(Excerpts from an interface dataset)
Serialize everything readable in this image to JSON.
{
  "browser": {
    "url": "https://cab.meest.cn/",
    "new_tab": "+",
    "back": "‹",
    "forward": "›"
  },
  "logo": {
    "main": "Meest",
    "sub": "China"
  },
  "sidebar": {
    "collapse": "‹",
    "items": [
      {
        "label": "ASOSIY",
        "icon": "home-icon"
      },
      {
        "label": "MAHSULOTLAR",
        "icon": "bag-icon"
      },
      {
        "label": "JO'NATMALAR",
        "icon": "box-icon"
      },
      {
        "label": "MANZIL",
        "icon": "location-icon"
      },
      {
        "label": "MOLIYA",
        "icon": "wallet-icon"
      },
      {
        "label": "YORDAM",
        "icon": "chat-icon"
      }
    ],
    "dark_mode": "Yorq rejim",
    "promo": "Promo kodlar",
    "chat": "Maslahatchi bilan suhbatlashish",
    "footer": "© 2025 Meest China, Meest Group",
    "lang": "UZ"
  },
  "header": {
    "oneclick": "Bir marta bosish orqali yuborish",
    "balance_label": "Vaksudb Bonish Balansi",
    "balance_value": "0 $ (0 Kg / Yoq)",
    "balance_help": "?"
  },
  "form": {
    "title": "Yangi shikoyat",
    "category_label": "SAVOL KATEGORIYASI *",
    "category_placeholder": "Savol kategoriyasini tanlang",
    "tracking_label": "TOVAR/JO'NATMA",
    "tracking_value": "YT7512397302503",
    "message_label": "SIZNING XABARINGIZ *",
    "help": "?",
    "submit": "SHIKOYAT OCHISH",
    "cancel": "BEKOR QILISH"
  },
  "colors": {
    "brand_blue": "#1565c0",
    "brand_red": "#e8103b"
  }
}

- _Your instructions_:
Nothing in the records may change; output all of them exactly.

- _Exercise result_:
Serialize everything readable in this image to JSON.
{
  "browser": {
    "url": "https://cab.meest.cn/",
    "new_tab": "+",
    "back": "‹",
    "forward": "›"
  },
  "logo": {
    "main": "Meest",
    "sub": "China"
  },
  "sidebar": {
    "collapse": "‹",
    "items": [
      {
        "label": "ASOSIY",
        "icon": "home-icon"
      },
      {
        "label": "MAHSULOTLAR",
        "icon": "bag-icon"
      },
      {
        "label": "JO'NATMALAR",
        "icon": "box-icon"
      },
      {
        "label": "MANZIL",
        "icon": "location-icon"
      },
      {
        "label": "MOLIYA",
        "icon": "wallet-icon"
      },
      {
        "label": "YORDAM",
        "icon": "chat-icon"
      }
    ],
    "dark_mode": "Yorq rejim",
    "promo": "Promo kodlar",
    "chat": "Maslahatchi bilan suhbatlashish",
    "footer": "© 2025 Meest China, Meest Group",
    "lang": "UZ"
  },
  "header": {
    "oneclick": "Bir marta bosish orqali yuborish",
    "balance_label": "Vaksudb Bonish Balansi",
    "balance_value": "0 $ (0 Kg / Yoq)",
    "balance_help": "?"
  },
  "form": {
    "title": "Yangi shikoyat",
    "category_label": "SAVOL KATEGORIYASI *",
    "category_placeholder": "Savol kategoriyasini tanlang",
    "tracking_label": "TOVAR/JO'NATMA",
    "tracking_value": "YT7512397302503",
    "message_label": "SIZNING XABARINGIZ *",
    "help": "?",
    "submit": "SHIKOYAT OCHISH",
    "cancel": "BEKOR QILISH"
  },
  "colors": {
    "brand_blue": "#1565c0",
    "brand_red": "#e8103b"
  }
}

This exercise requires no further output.